NewcastleGateshead Cultural Venues (NGCV), along with research and technology partners, Morris Hargreaves McIntyre and Tariff Street have been awarded funding from The Digital R&D Fund for the Arts to develop audiences for arts and culture in the North East.
The Digital R&D Fund for the Arts is a £7 million fund from Arts Council England, the Arts and Humanities Research Council and Nesta to support collaboration between arts projects, technology providers and researchers to explore the potential of increasing audience engagement or find new business models.
‘The Unusual Suspects’ is one of 12 projects across the UK to be selected for funding and one of four that will examine the potential of big data (high volume, high velocity information). The project was developed in response to an open call for big data proposals intended to explore how data might help the arts and culture sector to develop new business models.
The idea behind the ‘The Unusual Suspects’is for more people to be given the opportunity to participate and attend arts and cultural venues. The consortium will create a data ‘commonwealth’ to test the most effective ways to re-engage with those who visit infrequently, encourage audiences to cross-over between venues and enable individuals to have a deeper level of engagement. The project, which has been awarded £184,325, aims to significantly increase the value derived from the venues publicly-funded activities.

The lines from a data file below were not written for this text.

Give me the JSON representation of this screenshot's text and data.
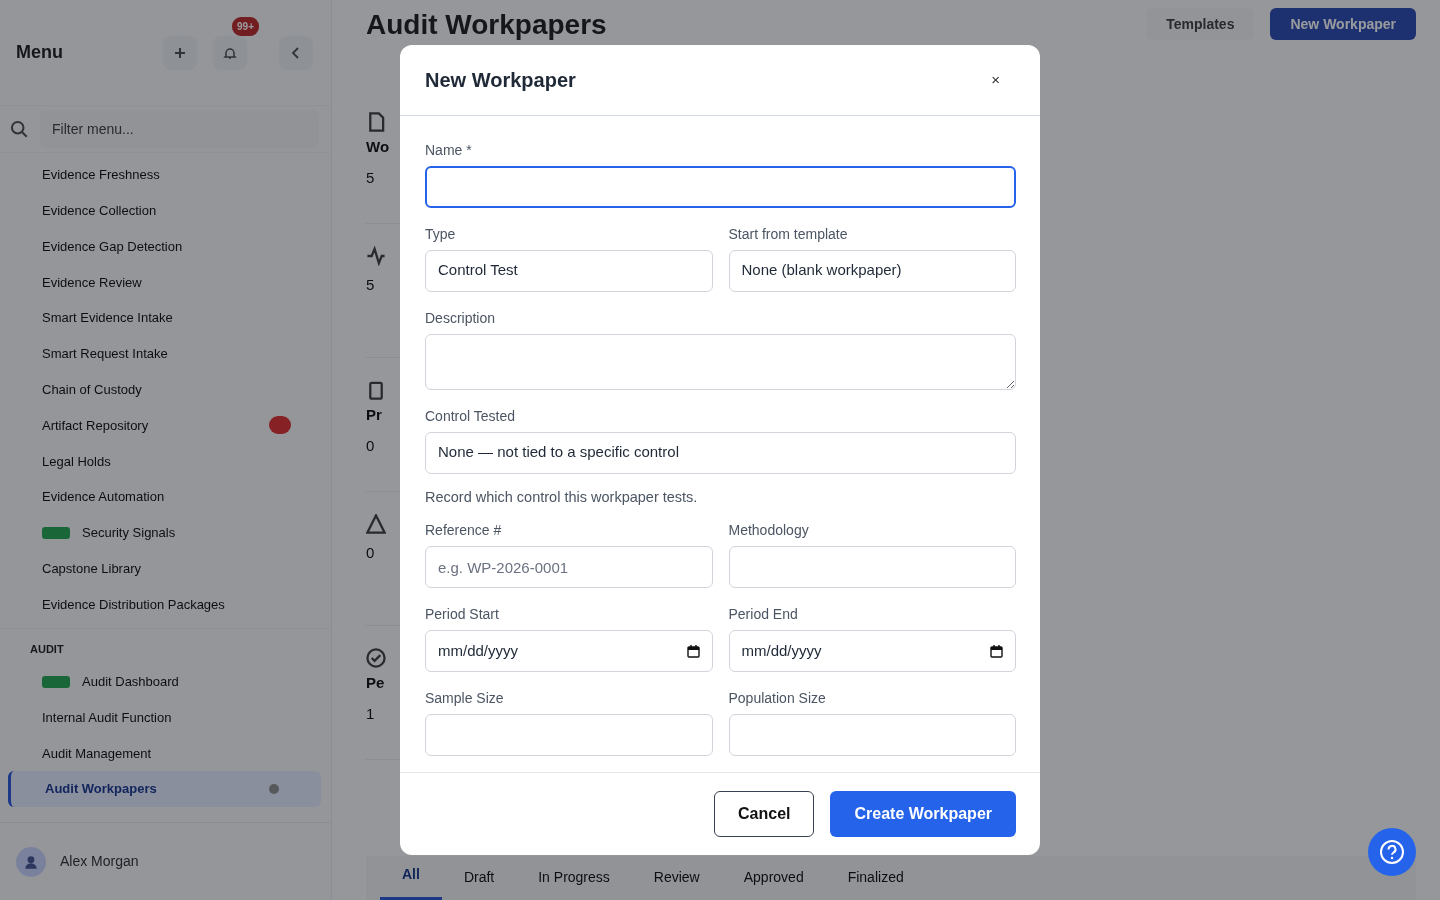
{
  "sidebar": {
    "title": "Menu",
    "notification_badge": "99+",
    "filter": {
      "placeholder": "Filter menu..."
    },
    "items": [
      {
        "label": "Evidence Freshness",
        "tag": false,
        "alert": false,
        "selected": false
      },
      {
        "label": "Evidence Collection",
        "tag": false,
        "alert": false,
        "selected": false
      },
      {
        "label": "Evidence Gap Detection",
        "tag": false,
        "alert": false,
        "selected": false
      },
      {
        "label": "Evidence Review",
        "tag": false,
        "alert": false,
        "selected": false
      },
      {
        "label": "Smart Evidence Intake",
        "tag": false,
        "alert": false,
        "selected": false
      },
      {
        "label": "Smart Request Intake",
        "tag": false,
        "alert": false,
        "selected": false
      },
      {
        "label": "Chain of Custody",
        "tag": false,
        "alert": false,
        "selected": false
      },
      {
        "label": "Artifact Repository",
        "tag": false,
        "alert": true,
        "selected": false
      },
      {
        "label": "Legal Holds",
        "tag": false,
        "alert": false,
        "selected": false
      },
      {
        "label": "Evidence Automation",
        "tag": false,
        "alert": false,
        "selected": false
      },
      {
        "label": "Security Signals",
        "tag": true,
        "alert": false,
        "selected": false
      },
      {
        "label": "Capstone Library",
        "tag": false,
        "alert": false,
        "selected": false
      },
      {
        "label": "Evidence Distribution Packages",
        "tag": false,
        "alert": false,
        "selected": false
      }
    ],
    "section": {
      "title": "AUDIT",
      "items": [
        {
          "label": "Audit Dashboard",
          "tag": true,
          "alert": false,
          "selected": false
        },
        {
          "label": "Internal Audit Function",
          "tag": false,
          "alert": false,
          "selected": false
        },
        {
          "label": "Audit Management",
          "tag": false,
          "alert": false,
          "selected": false
        },
        {
          "label": "Audit Workpapers",
          "tag": false,
          "alert": false,
          "selected": true
        }
      ]
    },
    "user": {
      "name": "Alex Morgan"
    }
  },
  "page": {
    "title": "Audit Workpapers",
    "buttons": [
      {
        "label": "Templates",
        "kind": "secondary"
      },
      {
        "label": "New Workpaper",
        "kind": "primary"
      }
    ],
    "stats": [
      {
        "label": "Wo",
        "value": "5"
      },
      {
        "value": "5"
      },
      {
        "label": "Pr",
        "value": "0"
      },
      {
        "value": "0"
      },
      {
        "label": "Pe",
        "value": "1"
      }
    ],
    "tabs": [
      {
        "label": "All",
        "selected": true
      },
      {
        "label": "Draft",
        "selected": false
      },
      {
        "label": "In Progress",
        "selected": false
      },
      {
        "label": "Review",
        "selected": false
      },
      {
        "label": "Approved",
        "selected": false
      },
      {
        "label": "Finalized",
        "selected": false
      }
    ]
  },
  "dialog": {
    "title": "New Workpaper",
    "close": "×",
    "fields": [
      {
        "kind": "text",
        "label": "Name *",
        "wide": true,
        "focused": true
      },
      {
        "kind": "select",
        "label": "Type",
        "value": "Control Test",
        "wide": false,
        "focused": false
      },
      {
        "kind": "select",
        "label": "Start from template",
        "value": "None (blank workpaper)",
        "wide": false,
        "focused": false
      },
      {
        "kind": "textarea",
        "label": "Description",
        "wide": true,
        "focused": false
      },
      {
        "kind": "select",
        "label": "Control Tested",
        "value": "None — not tied to a specific control",
        "help": "Record which control this workpaper tests.",
        "wide": true,
        "focused": false
      },
      {
        "kind": "text",
        "label": "Reference #",
        "placeholder": "e.g. WP-2026-0001",
        "wide": false,
        "focused": false
      },
      {
        "kind": "text",
        "label": "Methodology",
        "wide": false,
        "focused": false
      },
      {
        "kind": "date",
        "label": "Period Start",
        "value": "mm/dd/yyyy",
        "wide": false,
        "focused": false
      },
      {
        "kind": "date",
        "label": "Period End",
        "value": "mm/dd/yyyy",
        "wide": false,
        "focused": false
      },
      {
        "kind": "text",
        "label": "Sample Size",
        "wide": false,
        "focused": false
      },
      {
        "kind": "text",
        "label": "Population Size",
        "wide": false,
        "focused": false
      }
    ],
    "buttons": [
      {
        "label": "Cancel",
        "kind": "secondary"
      },
      {
        "label": "Create Workpaper",
        "kind": "primary"
      }
    ]
  }
}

Dance City is the lead arts organisation for the project, working together with 8 other NGCV organisations. NGCV is an innovative network of building-based cultural producers in North East England who work together to engage more deeply with audiences. ‘The Unusual Suspects’ project partners are Dance City, BALTIC, Centre for Life, Live Theatre, Northern Stage, Sage Gateshead, Seven Stories, Tyne & Wear Archives & Museums and Tyneside Cinema working with Morris Hargreaves McIntyre - cultural strategy and research agency and software development agency Tariff Street.
Anthony Baker, Dance City Artistic Director and Joint CEO, said: “This is a fantastic opportunity for some of the North East’s leading arts and cultural venues to reach out to audiences who are less engaged with what we have to offer. We have an amazing cultural offer here in the North East and of course we want to look for every opportunity to involve more people in our work so they can enjoy, take part in and be inspired by the arts in our region.”
Mark Dobson, Chief Executive of Tyneside Cinema and Chair of the NGCV Audience Development Group said: “We are delighted to have been awarded this funding. The project is truly innovative and groundbreaking, both nationally and internationally.
Our business model is pioneering a new approach to collaborative working, whilst many organisations work collaboratively from time to time, the extent and scope of the NGCV partnership is unprecedented in the sector and the envy of many organisations across the country. The project couldn’t happen without the commitment and innovation of our partners Morris Hargreaves McIntyre and Tariff Street.”
Each project’s findings, research and progress will be charted on Native, the Fund’s learning website, enabling other arts and cultural organisations to learn from the work the Fund is supporting. An emphasis is placed on projects offering valuable learning and institutional knowledge transfer within the arts sector.
For more information about the project and the Audience Development work undertaken by NGCV, click here and for more information about The Unusual Suspects, click here (This page will be updated as research findings are published)
The Digital R&D fund for the Arts is a £7 million fund to support collaboration between organisations with arts projects, technology providers, and researchers. It is a partnership between Arts Council England (www.artscouncil.org.uk), Arts and Humanities Research Council (www.ahrc.ac.uk) and Nesta (www.nesta.org.uk).
We want to see projects that use digital technology to enhance audience reach and/or develop new business models for the arts sector. With a dedicated researcher or research team as part of the three-way collaboration, learning from the project can be captured and disseminated to the wider arts sector.
Every project needs to identify a particular question or problem that can be tested. Importantly this question needs to generate knowledge for other arts organisations that they can apply to their own digital strategies.